Content starts

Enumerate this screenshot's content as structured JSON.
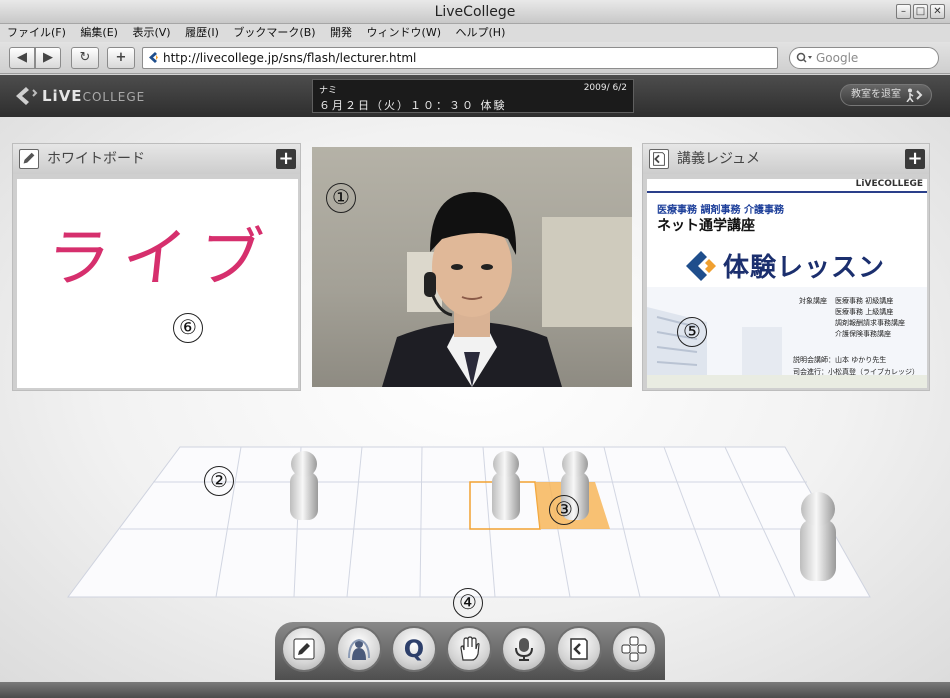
{
  "window": {
    "title": "LiveCollege"
  },
  "menu": [
    "ファイル(F)",
    "編集(E)",
    "表示(V)",
    "履歴(I)",
    "ブックマーク(B)",
    "開発",
    "ウィンドウ(W)",
    "ヘルプ(H)"
  ],
  "nav": {
    "url": "http://livecollege.jp/sns/flash/lecturer.html",
    "search_placeholder": "Google",
    "back": "◀",
    "forward": "▶",
    "reload": "↻",
    "newtab": "+"
  },
  "app": {
    "logo_main": "LiVE",
    "logo_sub": "COLLEGE",
    "info_name": "ナミ",
    "info_date": "2009/ 6/2",
    "info_lecture": "６月２日（火）１０：３０ 体験",
    "leave_label": "教室を退室"
  },
  "whiteboard": {
    "title": "ホワイトボード",
    "drawing_text": "ライブ",
    "marker": "⑥",
    "plus": "+"
  },
  "video": {
    "marker": "①"
  },
  "resume": {
    "title": "講義レジュメ",
    "marker": "⑤",
    "plus": "+",
    "slide": {
      "brand": "LiVECOLLEGE",
      "subjects": "医療事務  調剤事務  介護事務",
      "course": "ネット通学講座",
      "headline": "体験レッスン",
      "target_label": "対象講座",
      "targets": [
        "医療事務 初級講座",
        "医療事務 上級講座",
        "調剤報酬請求事務講座",
        "介護保険事務講座"
      ],
      "lecturer": "説明会講師：山本 ゆかり先生",
      "host": "司会進行：小松真登（ライブカレッジ）"
    }
  },
  "classroom": {
    "marker_grid": "②",
    "marker_seat": "③",
    "marker_tools": "④"
  },
  "toolbar": [
    "pencil-icon",
    "speaker-icon",
    "question-icon",
    "hand-icon",
    "microphone-icon",
    "book-icon",
    "move-icon"
  ],
  "toolbar_q": "Q",
  "colors": {
    "accent": "#f5b24a",
    "header": "#3a3a3a",
    "ink": "#d6336c"
  }
}
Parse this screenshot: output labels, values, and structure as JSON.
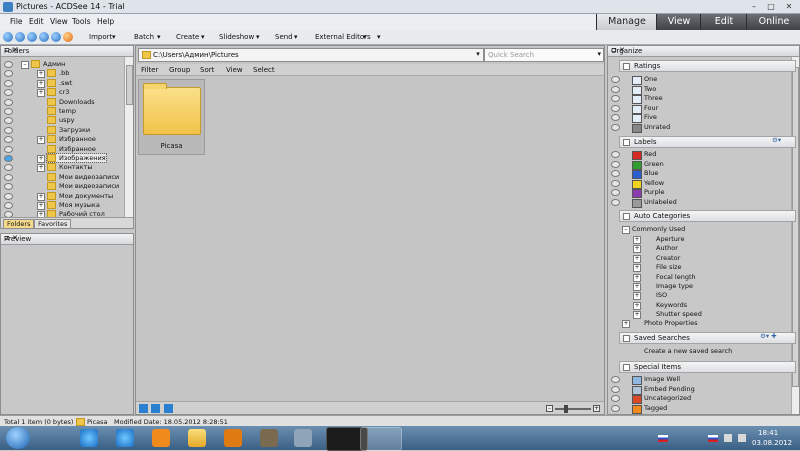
{
  "window": {
    "title": "Pictures - ACDSee 14 - Trial"
  },
  "menu": [
    "File",
    "Edit",
    "View",
    "Tools",
    "Help"
  ],
  "modes": [
    "Manage",
    "View",
    "Edit",
    "Online"
  ],
  "toolbar": [
    "Import",
    "Batch",
    "Create",
    "Slideshow",
    "Send",
    "External Editors"
  ],
  "folders_panel": {
    "title": "Folders",
    "items": [
      "Админ",
      ".bb",
      ".swt",
      "cr3",
      "Downloads",
      "temp",
      "uspy",
      "Загрузки",
      "Избранное",
      "Избранное",
      "Изображения",
      "Контакты",
      "Мои видеозаписи",
      "Мои видеозаписи",
      "Мои документы",
      "Моя музыка",
      "Рабочий стол"
    ],
    "tabs": [
      "Folders",
      "Favorites"
    ]
  },
  "preview_panel": {
    "title": "Preview"
  },
  "content": {
    "path": "C:\\Users\\Админ\\Pictures",
    "search_placeholder": "Quick Search",
    "filters": [
      "Filter",
      "Group",
      "Sort",
      "View",
      "Select"
    ],
    "items": [
      {
        "label": "Picasa"
      }
    ]
  },
  "organize": {
    "title": "Organize",
    "ratings": {
      "title": "Ratings",
      "items": [
        "One",
        "Two",
        "Three",
        "Four",
        "Five",
        "Unrated"
      ]
    },
    "labels": {
      "title": "Labels",
      "items": [
        {
          "name": "Red",
          "color": "#d42a20"
        },
        {
          "name": "Green",
          "color": "#2f9e2f"
        },
        {
          "name": "Blue",
          "color": "#2a5fd0"
        },
        {
          "name": "Yellow",
          "color": "#f2d21c"
        },
        {
          "name": "Purple",
          "color": "#8a3bb0"
        },
        {
          "name": "Unlabeled",
          "color": "#9a9a9a"
        }
      ]
    },
    "auto_categories": {
      "title": "Auto Categories",
      "group": "Commonly Used",
      "items": [
        "Aperture",
        "Author",
        "Creator",
        "File size",
        "Focal length",
        "Image type",
        "ISO",
        "Keywords",
        "Shutter speed"
      ],
      "extra": "Photo Properties"
    },
    "saved_searches": {
      "title": "Saved Searches",
      "create": "Create a new saved search"
    },
    "special_items": {
      "title": "Special Items",
      "items": [
        "Image Well",
        "Embed Pending",
        "Uncategorized",
        "Tagged"
      ]
    }
  },
  "status": {
    "total": "Total 1 item  (0 bytes)",
    "item": "Picasa",
    "modified": "Modified Date: 18.05.2012 8:28:51"
  },
  "taskbar": {
    "time": "18:41",
    "date": "03.08.2012"
  }
}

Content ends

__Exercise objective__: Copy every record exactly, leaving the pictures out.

__Your solution__:
Enumerate this screenshot's content as structured JSON.
{
  "window": {
    "title": "LiveCollege"
  },
  "menu": [
    "ファイル(F)",
    "編集(E)",
    "表示(V)",
    "履歴(I)",
    "ブックマーク(B)",
    "開発",
    "ウィンドウ(W)",
    "ヘルプ(H)"
  ],
  "nav": {
    "url": "http://livecollege.jp/sns/flash/lecturer.html",
    "search_placeholder": "Google",
    "back": "◀",
    "forward": "▶",
    "reload": "↻",
    "newtab": "+"
  },
  "app": {
    "logo_main": "LiVE",
    "logo_sub": "COLLEGE",
    "info_name": "ナミ",
    "info_date": "2009/ 6/2",
    "info_lecture": "６月２日（火）１０：３０ 体験",
    "leave_label": "教室を退室"
  },
  "whiteboard": {
    "title": "ホワイトボード",
    "drawing_text": "ライブ",
    "marker": "⑥",
    "plus": "+"
  },
  "video": {
    "marker": "①"
  },
  "resume": {
    "title": "講義レジュメ",
    "marker": "⑤",
    "plus": "+",
    "slide": {
      "brand": "LiVECOLLEGE",
      "subjects": "医療事務  調剤事務  介護事務",
      "course": "ネット通学講座",
      "headline": "体験レッスン",
      "target_label": "対象講座",
      "targets": [
        "医療事務 初級講座",
        "医療事務 上級講座",
        "調剤報酬請求事務講座",
        "介護保険事務講座"
      ],
      "lecturer": "説明会講師：山本 ゆかり先生",
      "host": "司会進行：小松真登（ライブカレッジ）"
    }
  },
  "classroom": {
    "marker_grid": "②",
    "marker_seat": "③",
    "marker_tools": "④"
  },
  "toolbar": [
    "pencil-icon",
    "speaker-icon",
    "question-icon",
    "hand-icon",
    "microphone-icon",
    "book-icon",
    "move-icon"
  ],
  "toolbar_q": "Q",
  "colors": {
    "accent": "#f5b24a",
    "header": "#3a3a3a",
    "ink": "#d6336c"
  }
}
Parse this screenshot: output labels, values, and structure as JSON.
{
  "window": {
    "title": "Pictures - ACDSee 14 - Trial"
  },
  "menu": [
    "File",
    "Edit",
    "View",
    "Tools",
    "Help"
  ],
  "modes": [
    "Manage",
    "View",
    "Edit",
    "Online"
  ],
  "toolbar": [
    "Import",
    "Batch",
    "Create",
    "Slideshow",
    "Send",
    "External Editors"
  ],
  "folders_panel": {
    "title": "Folders",
    "items": [
      "Админ",
      ".bb",
      ".swt",
      "cr3",
      "Downloads",
      "temp",
      "uspy",
      "Загрузки",
      "Избранное",
      "Избранное",
      "Изображения",
      "Контакты",
      "Мои видеозаписи",
      "Мои видеозаписи",
      "Мои документы",
      "Моя музыка",
      "Рабочий стол"
    ],
    "tabs": [
      "Folders",
      "Favorites"
    ]
  },
  "preview_panel": {
    "title": "Preview"
  },
  "content": {
    "path": "C:\\Users\\Админ\\Pictures",
    "search_placeholder": "Quick Search",
    "filters": [
      "Filter",
      "Group",
      "Sort",
      "View",
      "Select"
    ],
    "items": [
      {
        "label": "Picasa"
      }
    ]
  },
  "organize": {
    "title": "Organize",
    "ratings": {
      "title": "Ratings",
      "items": [
        "One",
        "Two",
        "Three",
        "Four",
        "Five",
        "Unrated"
      ]
    },
    "labels": {
      "title": "Labels",
      "items": [
        {
          "name": "Red",
          "color": "#d42a20"
        },
        {
          "name": "Green",
          "color": "#2f9e2f"
        },
        {
          "name": "Blue",
          "color": "#2a5fd0"
        },
        {
          "name": "Yellow",
          "color": "#f2d21c"
        },
        {
          "name": "Purple",
          "color": "#8a3bb0"
        },
        {
          "name": "Unlabeled",
          "color": "#9a9a9a"
        }
      ]
    },
    "auto_categories": {
      "title": "Auto Categories",
      "group": "Commonly Used",
      "items": [
        "Aperture",
        "Author",
        "Creator",
        "File size",
        "Focal length",
        "Image type",
        "ISO",
        "Keywords",
        "Shutter speed"
      ],
      "extra": "Photo Properties"
    },
    "saved_searches": {
      "title": "Saved Searches",
      "create": "Create a new saved search"
    },
    "special_items": {
      "title": "Special Items",
      "items": [
        "Image Well",
        "Embed Pending",
        "Uncategorized",
        "Tagged"
      ]
    }
  },
  "status": {
    "total": "Total 1 item  (0 bytes)",
    "item": "Picasa",
    "modified": "Modified Date: 18.05.2012 8:28:51"
  },
  "taskbar": {
    "time": "18:41",
    "date": "03.08.2012"
  }
}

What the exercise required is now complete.